**To do:** Pull out of the data below the stretch of lines bounded by the one containing "Extract the structured" and the one containing "Give me the", both bounds included, unchanged.

Records from a collection
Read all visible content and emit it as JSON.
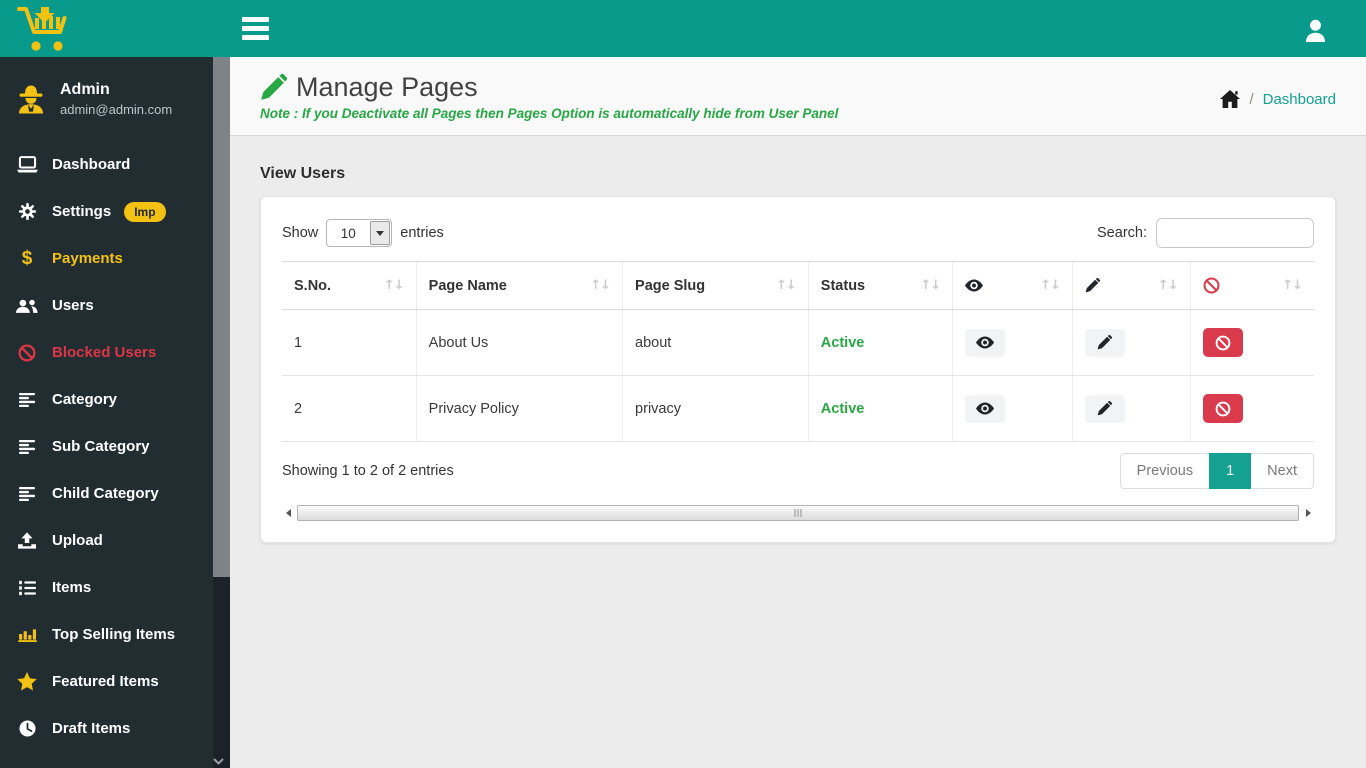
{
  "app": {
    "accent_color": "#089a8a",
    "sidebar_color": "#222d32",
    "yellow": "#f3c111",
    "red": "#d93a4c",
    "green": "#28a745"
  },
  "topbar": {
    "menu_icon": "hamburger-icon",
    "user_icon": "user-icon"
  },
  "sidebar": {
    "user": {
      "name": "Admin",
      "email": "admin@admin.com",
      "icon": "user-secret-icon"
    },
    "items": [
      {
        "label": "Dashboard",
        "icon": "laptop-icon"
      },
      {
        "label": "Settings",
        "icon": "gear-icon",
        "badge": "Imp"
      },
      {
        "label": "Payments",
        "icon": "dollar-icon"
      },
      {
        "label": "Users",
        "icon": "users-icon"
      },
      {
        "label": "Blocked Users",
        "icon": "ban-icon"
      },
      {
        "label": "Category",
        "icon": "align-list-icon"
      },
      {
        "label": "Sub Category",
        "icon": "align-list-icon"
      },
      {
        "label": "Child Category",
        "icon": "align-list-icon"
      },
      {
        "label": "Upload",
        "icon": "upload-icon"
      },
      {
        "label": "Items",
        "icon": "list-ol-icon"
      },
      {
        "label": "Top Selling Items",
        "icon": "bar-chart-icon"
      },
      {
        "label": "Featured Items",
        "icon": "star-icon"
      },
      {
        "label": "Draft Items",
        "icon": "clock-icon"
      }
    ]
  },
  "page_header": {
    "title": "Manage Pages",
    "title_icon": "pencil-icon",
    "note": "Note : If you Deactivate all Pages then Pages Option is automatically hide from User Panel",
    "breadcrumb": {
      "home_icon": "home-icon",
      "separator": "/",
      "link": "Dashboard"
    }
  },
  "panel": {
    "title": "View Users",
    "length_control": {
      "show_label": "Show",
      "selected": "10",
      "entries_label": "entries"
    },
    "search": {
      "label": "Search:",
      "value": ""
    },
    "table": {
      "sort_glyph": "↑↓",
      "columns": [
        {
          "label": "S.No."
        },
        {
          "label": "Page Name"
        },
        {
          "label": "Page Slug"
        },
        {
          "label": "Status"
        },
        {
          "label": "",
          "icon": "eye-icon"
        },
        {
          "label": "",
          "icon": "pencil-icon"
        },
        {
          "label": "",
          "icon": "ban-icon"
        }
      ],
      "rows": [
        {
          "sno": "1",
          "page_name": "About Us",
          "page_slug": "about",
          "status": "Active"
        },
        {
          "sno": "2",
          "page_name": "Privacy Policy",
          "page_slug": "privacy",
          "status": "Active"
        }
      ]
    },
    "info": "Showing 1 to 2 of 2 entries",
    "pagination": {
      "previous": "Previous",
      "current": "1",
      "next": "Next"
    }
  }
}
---
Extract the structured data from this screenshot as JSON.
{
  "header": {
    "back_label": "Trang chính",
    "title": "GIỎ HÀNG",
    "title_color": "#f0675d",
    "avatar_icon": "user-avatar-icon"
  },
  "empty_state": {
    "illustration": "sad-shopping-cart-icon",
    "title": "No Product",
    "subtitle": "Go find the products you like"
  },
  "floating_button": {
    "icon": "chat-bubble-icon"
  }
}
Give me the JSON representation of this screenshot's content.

**Response for this exercise:**
Extract the structured data from this screenshot as JSON.
{
  "header": {
    "back_label": "Trang chính",
    "title": "GIỎ HÀNG",
    "title_color": "#f0675d",
    "avatar_icon": "user-avatar-icon"
  },
  "empty_state": {
    "illustration": "sad-shopping-cart-icon",
    "title": "No Product",
    "subtitle": "Go find the products you like"
  },
  "floating_button": {
    "icon": "chat-bubble-icon"
  }
}
Give me the JSON representation of this screenshot's content.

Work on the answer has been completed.